Problem to work on: From the entries below, pull out each line where "true" appears.

Available data:
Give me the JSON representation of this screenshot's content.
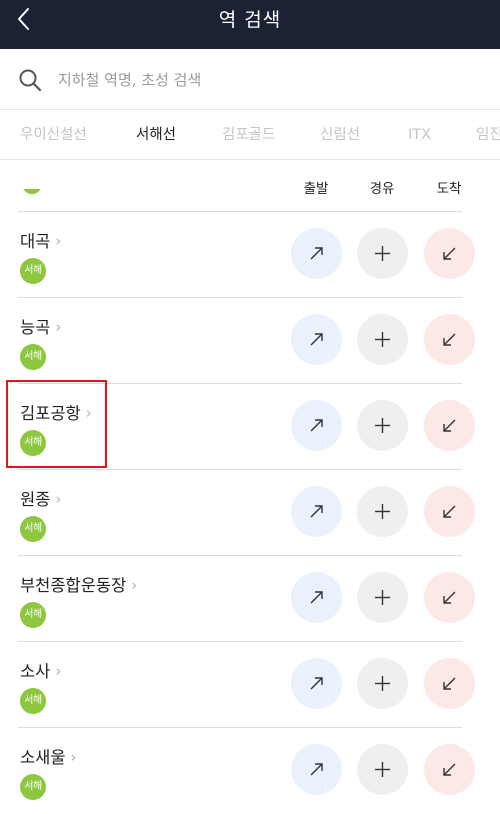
{
  "header": {
    "title": "역 검색",
    "back_icon": "back-arrow-icon"
  },
  "search": {
    "placeholder": "지하철 역명, 초성 검색",
    "value": "",
    "icon": "search-icon"
  },
  "tabs": [
    {
      "label": "우이신설선",
      "active": false
    },
    {
      "label": "서해선",
      "active": true
    },
    {
      "label": "김포골드",
      "active": false
    },
    {
      "label": "신림선",
      "active": false
    },
    {
      "label": "ITX",
      "active": false
    },
    {
      "label": "임진",
      "active": false
    }
  ],
  "columns": {
    "depart": "출발",
    "via": "경유",
    "arrive": "도착"
  },
  "line_color": "#8dc63f",
  "stations": [
    {
      "name": "대곡",
      "badge": "서해"
    },
    {
      "name": "능곡",
      "badge": "서해"
    },
    {
      "name": "김포공항",
      "badge": "서해",
      "highlighted": true
    },
    {
      "name": "원종",
      "badge": "서해"
    },
    {
      "name": "부천종합운동장",
      "badge": "서해"
    },
    {
      "name": "소사",
      "badge": "서해"
    },
    {
      "name": "소새울",
      "badge": "서해"
    }
  ]
}
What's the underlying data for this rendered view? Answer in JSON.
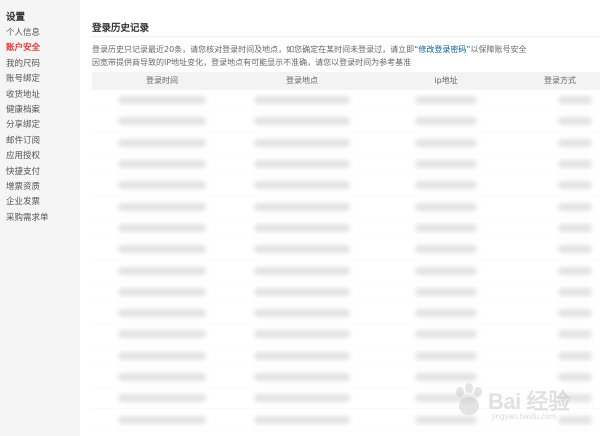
{
  "sidebar": {
    "title": "设置",
    "items": [
      {
        "label": "个人信息"
      },
      {
        "label": "账户安全"
      },
      {
        "label": "我的尺码"
      },
      {
        "label": "账号绑定"
      },
      {
        "label": "收货地址"
      },
      {
        "label": "健康档案"
      },
      {
        "label": "分享绑定"
      },
      {
        "label": "邮件订阅"
      },
      {
        "label": "应用授权"
      },
      {
        "label": "快捷支付"
      },
      {
        "label": "增票资质"
      },
      {
        "label": "企业发票"
      },
      {
        "label": "采购需求单"
      }
    ],
    "active_index": 1,
    "active_color": "#e4393c"
  },
  "main": {
    "title": "登录历史记录",
    "notice": {
      "line1_before": "登录历史只记录最近20条，请您核对登录时间及地点，如您确定在某时间未登录过，请立即",
      "link": "“修改登录密码”",
      "line1_after": "以保障账号安全",
      "line2": "因宽带提供商导致的IP地址变化，登录地点有可能显示不准确，请您以登录时间为参考基准",
      "link_color": "#005ea7"
    },
    "table": {
      "headers": [
        "登录时间",
        "登录地点",
        "ip地址",
        "登录方式"
      ],
      "rows_blurred": true,
      "row_count": 16
    }
  },
  "watermark": {
    "text": "Bai 经验",
    "url": "jingyan.baidu.com"
  }
}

Answer to this exercise:
      "active": true
      "highlighted": true
      "rows_blurred": true,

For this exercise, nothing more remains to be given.